ACTIVITY: Every line with the string "lock" should be copied from the data.

INFORMATION SHOWN:
• • •
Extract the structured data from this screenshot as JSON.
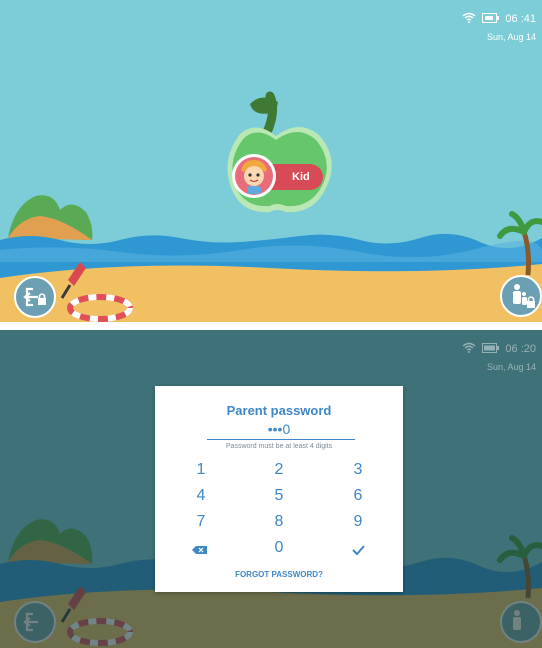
{
  "home_screen": {
    "status_bar": {
      "time": "06 :41",
      "date": "Sun, Aug 14"
    },
    "profile": {
      "name": "Kid"
    },
    "icons": {
      "exit": "exit-lock-icon",
      "parent": "parent-child-lock-icon",
      "wifi": "wifi-icon",
      "battery": "battery-icon"
    }
  },
  "password_screen": {
    "status_bar": {
      "time": "06 :20",
      "date": "Sun, Aug 14"
    },
    "dialog": {
      "title": "Parent password",
      "entry": "•••0",
      "hint": "Password must be at least 4 digits",
      "keys": [
        "1",
        "2",
        "3",
        "4",
        "5",
        "6",
        "7",
        "8",
        "9"
      ],
      "zero_key": "0",
      "delete_icon": "backspace-icon",
      "confirm_icon": "checkmark-icon",
      "forgot_label": "FORGOT PASSWORD?"
    }
  },
  "colors": {
    "sky": "#7ccdd7",
    "sea": "#2f97d2",
    "sand": "#f0c063",
    "apple": "#66c66c",
    "accent_red": "#d64b55",
    "dialog_text": "#3f87c8",
    "overlay": "#1a3a3d"
  }
}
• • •
RESPONSE:
      "exit": "exit-lock-icon",
      "parent": "parent-child-lock-icon",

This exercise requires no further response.